**ACTIVITY**
Output the data as it stands. Each line must match exactly.

--- SOURCE DATA ---

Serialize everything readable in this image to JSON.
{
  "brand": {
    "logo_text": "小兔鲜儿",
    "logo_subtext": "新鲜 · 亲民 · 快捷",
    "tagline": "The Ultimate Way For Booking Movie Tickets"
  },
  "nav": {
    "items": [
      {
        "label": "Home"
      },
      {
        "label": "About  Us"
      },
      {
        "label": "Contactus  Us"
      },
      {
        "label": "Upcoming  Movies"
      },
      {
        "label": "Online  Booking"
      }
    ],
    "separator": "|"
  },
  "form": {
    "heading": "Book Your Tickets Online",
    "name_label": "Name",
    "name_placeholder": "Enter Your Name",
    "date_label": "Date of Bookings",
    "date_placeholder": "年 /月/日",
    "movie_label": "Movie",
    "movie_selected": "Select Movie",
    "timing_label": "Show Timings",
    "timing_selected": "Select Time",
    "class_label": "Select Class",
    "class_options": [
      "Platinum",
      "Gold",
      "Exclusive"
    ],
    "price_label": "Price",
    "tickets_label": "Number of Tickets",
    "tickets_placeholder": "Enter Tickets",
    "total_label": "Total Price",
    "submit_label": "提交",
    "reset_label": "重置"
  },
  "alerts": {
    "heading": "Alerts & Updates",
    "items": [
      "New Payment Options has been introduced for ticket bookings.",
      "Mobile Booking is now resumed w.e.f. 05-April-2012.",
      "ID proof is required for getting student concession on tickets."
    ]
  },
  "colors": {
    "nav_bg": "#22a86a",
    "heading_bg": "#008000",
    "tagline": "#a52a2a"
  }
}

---

**EXPECTED ANSWER**
Serialize everything readable in this image to JSON.
{
  "brand": {
    "logo_text": "小兔鲜儿",
    "logo_subtext": "新鲜 · 亲民 · 快捷",
    "tagline": "The Ultimate Way For Booking Movie Tickets"
  },
  "nav": {
    "items": [
      {
        "label": "Home"
      },
      {
        "label": "About  Us"
      },
      {
        "label": "Contactus  Us"
      },
      {
        "label": "Upcoming  Movies"
      },
      {
        "label": "Online  Booking"
      }
    ],
    "separator": "|"
  },
  "form": {
    "heading": "Book Your Tickets Online",
    "name_label": "Name",
    "name_placeholder": "Enter Your Name",
    "date_label": "Date of Bookings",
    "date_placeholder": "年 /月/日",
    "movie_label": "Movie",
    "movie_selected": "Select Movie",
    "timing_label": "Show Timings",
    "timing_selected": "Select Time",
    "class_label": "Select Class",
    "class_options": [
      "Platinum",
      "Gold",
      "Exclusive"
    ],
    "price_label": "Price",
    "tickets_label": "Number of Tickets",
    "tickets_placeholder": "Enter Tickets",
    "total_label": "Total Price",
    "submit_label": "提交",
    "reset_label": "重置"
  },
  "alerts": {
    "heading": "Alerts & Updates",
    "items": [
      "New Payment Options has been introduced for ticket bookings.",
      "Mobile Booking is now resumed w.e.f. 05-April-2012.",
      "ID proof is required for getting student concession on tickets."
    ]
  },
  "colors": {
    "nav_bg": "#22a86a",
    "heading_bg": "#008000",
    "tagline": "#a52a2a"
  }
}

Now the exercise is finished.